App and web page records

=-=-=-=-=

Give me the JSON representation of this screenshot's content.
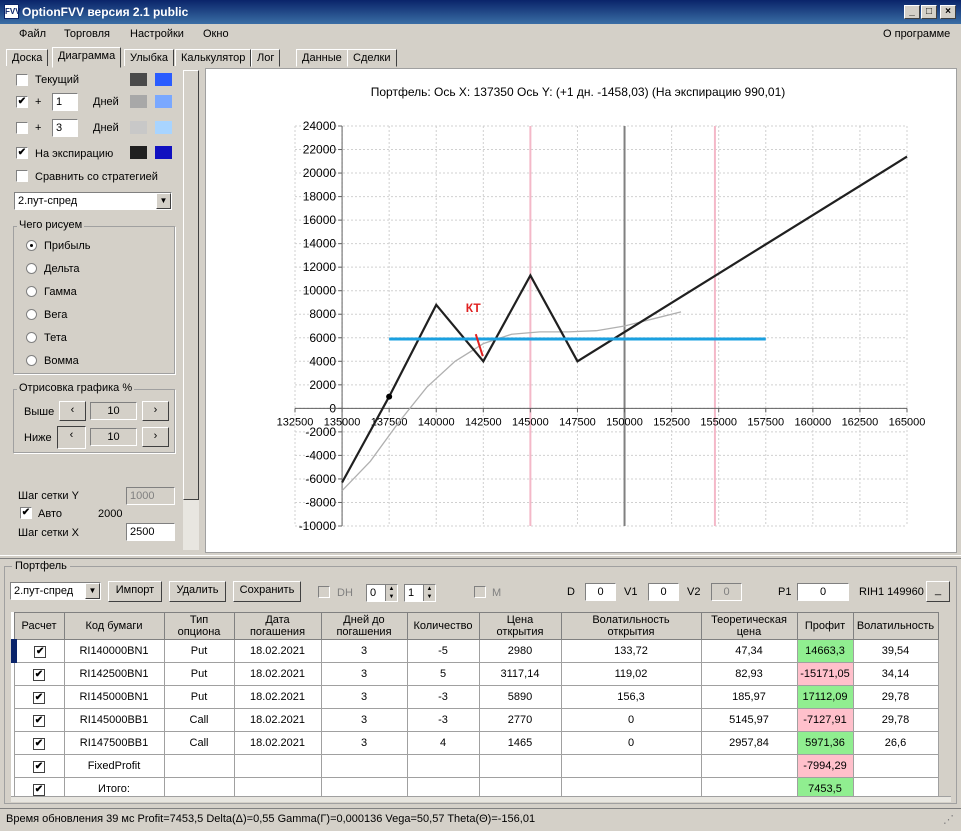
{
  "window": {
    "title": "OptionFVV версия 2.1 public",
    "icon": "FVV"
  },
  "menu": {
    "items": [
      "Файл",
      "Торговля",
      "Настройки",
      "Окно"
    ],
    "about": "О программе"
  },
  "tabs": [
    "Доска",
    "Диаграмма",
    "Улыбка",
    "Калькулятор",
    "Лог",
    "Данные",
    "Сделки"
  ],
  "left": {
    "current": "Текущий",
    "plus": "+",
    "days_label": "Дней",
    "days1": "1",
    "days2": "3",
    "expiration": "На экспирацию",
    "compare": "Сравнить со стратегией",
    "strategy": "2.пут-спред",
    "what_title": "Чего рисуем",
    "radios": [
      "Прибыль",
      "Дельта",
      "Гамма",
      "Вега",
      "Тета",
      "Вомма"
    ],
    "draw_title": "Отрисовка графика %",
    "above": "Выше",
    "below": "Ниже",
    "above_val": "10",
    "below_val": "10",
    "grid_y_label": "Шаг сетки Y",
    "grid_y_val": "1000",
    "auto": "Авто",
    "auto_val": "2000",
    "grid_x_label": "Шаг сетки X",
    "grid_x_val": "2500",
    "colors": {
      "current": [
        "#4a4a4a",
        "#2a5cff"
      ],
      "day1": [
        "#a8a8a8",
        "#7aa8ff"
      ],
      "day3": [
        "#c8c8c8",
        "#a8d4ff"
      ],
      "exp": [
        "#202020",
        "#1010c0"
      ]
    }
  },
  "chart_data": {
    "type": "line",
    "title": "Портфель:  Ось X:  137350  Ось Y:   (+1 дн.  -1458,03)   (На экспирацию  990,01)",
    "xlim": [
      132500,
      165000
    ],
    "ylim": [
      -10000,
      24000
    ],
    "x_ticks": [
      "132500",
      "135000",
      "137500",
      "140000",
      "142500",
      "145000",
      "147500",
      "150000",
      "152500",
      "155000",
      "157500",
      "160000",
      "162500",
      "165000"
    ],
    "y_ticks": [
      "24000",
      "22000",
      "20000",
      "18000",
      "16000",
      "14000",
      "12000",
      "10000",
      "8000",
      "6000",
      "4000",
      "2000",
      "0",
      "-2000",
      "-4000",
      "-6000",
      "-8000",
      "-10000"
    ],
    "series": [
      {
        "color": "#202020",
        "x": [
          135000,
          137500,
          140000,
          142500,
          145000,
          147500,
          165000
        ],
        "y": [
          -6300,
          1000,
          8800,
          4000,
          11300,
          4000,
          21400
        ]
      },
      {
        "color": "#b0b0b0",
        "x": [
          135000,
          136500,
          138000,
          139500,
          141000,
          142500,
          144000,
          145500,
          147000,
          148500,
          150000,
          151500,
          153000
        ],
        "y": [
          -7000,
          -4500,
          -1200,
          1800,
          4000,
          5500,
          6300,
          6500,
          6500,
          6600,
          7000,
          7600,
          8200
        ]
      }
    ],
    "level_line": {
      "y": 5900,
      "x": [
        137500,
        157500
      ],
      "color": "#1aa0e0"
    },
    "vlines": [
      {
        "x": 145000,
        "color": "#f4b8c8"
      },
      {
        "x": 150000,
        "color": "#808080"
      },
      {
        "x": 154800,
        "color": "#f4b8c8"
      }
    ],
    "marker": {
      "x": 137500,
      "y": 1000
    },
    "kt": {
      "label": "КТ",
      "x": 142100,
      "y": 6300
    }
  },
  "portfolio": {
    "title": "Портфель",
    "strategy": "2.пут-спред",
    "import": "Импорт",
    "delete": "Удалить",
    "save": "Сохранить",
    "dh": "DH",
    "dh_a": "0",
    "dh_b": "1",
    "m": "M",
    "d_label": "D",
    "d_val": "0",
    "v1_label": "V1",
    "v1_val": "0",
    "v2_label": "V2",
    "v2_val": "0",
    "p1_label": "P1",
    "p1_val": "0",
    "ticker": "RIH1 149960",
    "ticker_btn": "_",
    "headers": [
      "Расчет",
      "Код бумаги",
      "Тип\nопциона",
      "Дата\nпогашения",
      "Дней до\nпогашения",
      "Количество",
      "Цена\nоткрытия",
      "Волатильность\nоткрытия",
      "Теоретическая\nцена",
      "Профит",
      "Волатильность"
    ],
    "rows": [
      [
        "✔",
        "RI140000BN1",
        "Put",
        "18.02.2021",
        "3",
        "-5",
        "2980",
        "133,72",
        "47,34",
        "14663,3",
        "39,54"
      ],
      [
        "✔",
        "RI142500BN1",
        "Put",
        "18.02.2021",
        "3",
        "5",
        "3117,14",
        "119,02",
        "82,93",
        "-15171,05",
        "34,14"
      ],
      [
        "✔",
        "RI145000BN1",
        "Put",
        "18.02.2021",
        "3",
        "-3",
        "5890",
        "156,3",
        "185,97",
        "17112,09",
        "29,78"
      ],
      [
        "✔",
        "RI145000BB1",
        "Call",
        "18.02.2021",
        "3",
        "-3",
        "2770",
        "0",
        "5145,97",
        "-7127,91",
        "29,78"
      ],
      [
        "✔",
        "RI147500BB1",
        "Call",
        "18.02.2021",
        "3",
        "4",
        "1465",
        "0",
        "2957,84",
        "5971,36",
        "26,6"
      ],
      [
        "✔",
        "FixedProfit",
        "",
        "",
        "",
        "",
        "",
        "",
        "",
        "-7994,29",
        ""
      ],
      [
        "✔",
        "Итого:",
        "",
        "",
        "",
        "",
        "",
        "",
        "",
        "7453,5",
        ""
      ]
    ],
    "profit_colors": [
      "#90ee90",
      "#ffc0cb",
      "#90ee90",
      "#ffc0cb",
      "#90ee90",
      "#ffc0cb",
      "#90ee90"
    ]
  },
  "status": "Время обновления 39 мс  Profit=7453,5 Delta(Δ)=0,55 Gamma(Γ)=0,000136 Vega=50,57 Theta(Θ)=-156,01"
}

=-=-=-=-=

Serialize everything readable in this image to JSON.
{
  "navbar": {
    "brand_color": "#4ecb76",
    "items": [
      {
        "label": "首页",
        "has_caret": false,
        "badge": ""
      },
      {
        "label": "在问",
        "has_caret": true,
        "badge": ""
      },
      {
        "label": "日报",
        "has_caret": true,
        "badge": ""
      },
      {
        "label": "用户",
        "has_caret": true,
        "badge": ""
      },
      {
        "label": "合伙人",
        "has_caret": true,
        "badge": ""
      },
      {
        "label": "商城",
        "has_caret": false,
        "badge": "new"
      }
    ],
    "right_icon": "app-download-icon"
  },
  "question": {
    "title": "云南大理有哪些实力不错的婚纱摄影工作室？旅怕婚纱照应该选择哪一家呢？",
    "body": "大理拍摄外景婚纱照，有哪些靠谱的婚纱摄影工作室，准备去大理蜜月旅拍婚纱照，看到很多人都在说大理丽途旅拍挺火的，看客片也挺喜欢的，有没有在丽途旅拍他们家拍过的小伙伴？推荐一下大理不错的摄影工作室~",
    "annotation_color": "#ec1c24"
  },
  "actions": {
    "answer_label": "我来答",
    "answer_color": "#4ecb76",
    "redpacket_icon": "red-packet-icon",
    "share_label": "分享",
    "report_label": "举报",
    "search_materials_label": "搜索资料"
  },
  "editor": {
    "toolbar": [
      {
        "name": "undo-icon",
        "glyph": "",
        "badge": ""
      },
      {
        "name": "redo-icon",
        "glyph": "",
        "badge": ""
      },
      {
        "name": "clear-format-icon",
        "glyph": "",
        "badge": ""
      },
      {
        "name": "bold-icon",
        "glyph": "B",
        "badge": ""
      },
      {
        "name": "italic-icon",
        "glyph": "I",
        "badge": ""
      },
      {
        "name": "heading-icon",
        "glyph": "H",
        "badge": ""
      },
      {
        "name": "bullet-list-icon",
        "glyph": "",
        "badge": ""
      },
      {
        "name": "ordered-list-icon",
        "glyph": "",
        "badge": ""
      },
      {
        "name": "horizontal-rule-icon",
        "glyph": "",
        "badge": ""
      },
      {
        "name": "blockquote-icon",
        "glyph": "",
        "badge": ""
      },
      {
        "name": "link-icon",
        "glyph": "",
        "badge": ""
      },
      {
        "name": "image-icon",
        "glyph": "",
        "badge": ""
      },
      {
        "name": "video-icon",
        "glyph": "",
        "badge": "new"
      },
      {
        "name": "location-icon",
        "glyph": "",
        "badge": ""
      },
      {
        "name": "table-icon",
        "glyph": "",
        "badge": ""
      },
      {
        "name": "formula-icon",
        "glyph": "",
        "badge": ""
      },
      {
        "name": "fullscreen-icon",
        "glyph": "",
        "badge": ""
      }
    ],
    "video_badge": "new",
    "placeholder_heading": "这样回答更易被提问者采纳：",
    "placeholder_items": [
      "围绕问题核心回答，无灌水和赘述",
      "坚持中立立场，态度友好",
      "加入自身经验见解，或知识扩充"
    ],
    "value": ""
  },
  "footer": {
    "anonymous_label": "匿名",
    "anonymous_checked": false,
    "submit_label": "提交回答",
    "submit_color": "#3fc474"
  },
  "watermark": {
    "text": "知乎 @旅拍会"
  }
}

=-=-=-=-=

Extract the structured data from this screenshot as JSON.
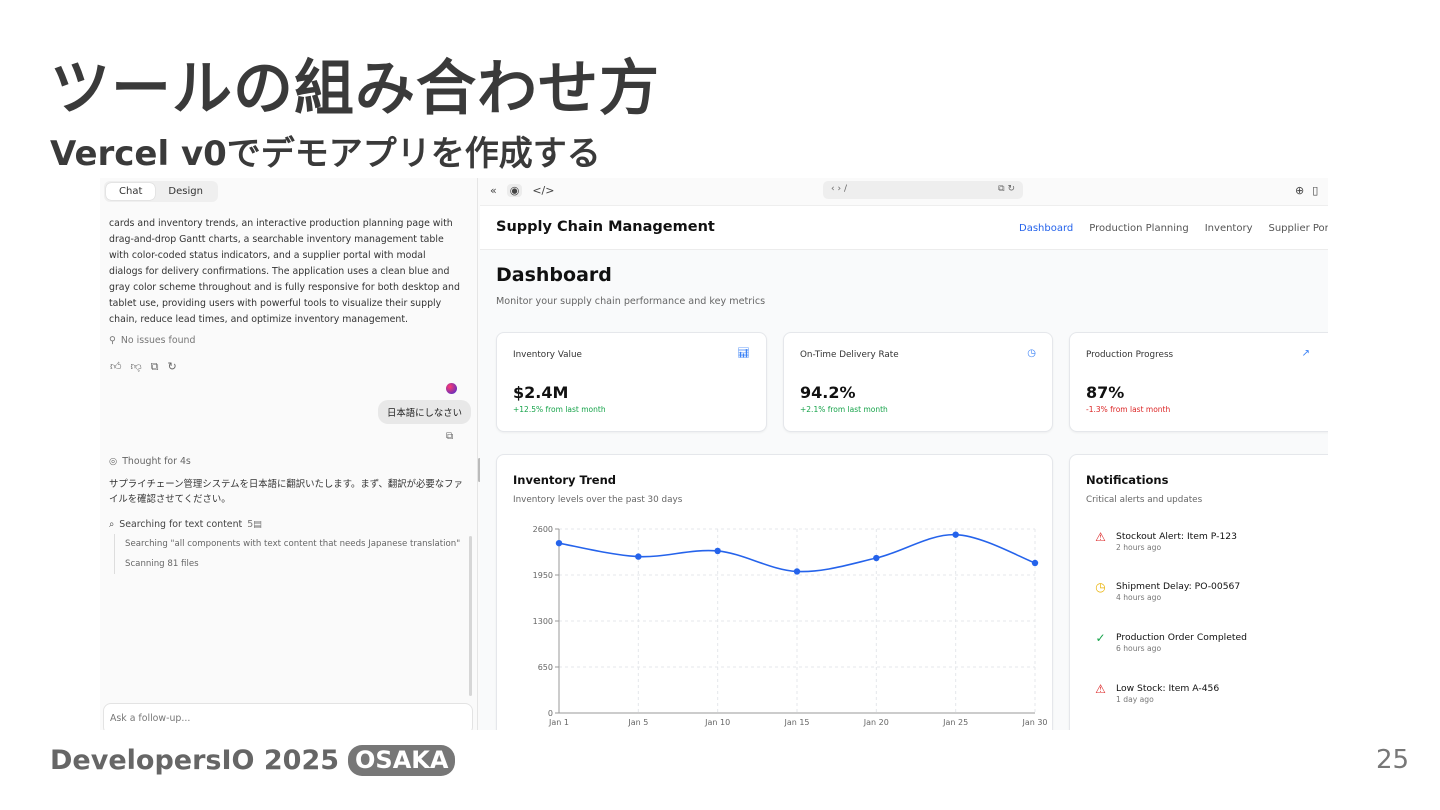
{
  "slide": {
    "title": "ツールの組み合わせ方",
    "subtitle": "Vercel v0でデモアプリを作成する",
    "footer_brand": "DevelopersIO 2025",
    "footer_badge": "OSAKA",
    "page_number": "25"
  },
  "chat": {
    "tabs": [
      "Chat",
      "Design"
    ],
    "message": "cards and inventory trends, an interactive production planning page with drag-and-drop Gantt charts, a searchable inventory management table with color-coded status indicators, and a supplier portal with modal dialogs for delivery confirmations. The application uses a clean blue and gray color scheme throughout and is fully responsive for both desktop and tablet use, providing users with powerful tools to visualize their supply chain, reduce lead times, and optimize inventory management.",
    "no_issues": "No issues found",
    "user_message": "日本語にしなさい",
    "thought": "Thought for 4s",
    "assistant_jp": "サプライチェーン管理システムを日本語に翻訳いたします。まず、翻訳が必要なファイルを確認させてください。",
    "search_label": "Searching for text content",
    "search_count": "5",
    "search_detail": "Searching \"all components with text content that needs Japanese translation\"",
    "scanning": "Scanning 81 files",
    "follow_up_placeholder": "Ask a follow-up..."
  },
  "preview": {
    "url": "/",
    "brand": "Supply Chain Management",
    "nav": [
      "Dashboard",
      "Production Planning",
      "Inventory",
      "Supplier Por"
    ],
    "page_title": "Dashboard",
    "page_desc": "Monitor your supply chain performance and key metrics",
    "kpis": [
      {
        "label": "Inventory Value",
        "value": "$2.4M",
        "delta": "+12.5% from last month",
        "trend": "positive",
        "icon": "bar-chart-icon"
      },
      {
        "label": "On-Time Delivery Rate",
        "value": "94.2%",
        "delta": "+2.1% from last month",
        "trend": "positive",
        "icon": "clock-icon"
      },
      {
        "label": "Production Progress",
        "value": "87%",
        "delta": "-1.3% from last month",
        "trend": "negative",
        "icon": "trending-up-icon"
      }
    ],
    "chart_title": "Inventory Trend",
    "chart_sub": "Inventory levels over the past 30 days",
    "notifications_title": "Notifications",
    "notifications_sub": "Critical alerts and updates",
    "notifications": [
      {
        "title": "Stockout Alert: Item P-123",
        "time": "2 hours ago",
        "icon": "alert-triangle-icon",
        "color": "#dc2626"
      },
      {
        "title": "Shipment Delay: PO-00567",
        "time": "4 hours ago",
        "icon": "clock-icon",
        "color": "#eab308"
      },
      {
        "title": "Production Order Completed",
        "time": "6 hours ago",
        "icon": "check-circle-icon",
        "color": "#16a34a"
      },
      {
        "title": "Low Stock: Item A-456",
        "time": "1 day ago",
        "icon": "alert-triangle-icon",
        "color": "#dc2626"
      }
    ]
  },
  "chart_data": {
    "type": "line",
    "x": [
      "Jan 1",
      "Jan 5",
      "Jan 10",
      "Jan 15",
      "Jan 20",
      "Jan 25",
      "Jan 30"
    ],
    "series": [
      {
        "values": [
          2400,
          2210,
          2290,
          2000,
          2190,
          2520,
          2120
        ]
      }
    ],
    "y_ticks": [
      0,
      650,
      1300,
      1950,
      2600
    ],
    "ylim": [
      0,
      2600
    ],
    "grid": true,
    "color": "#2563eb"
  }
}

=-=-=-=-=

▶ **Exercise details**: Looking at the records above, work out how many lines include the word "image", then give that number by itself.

▶ **Problem solution**: 2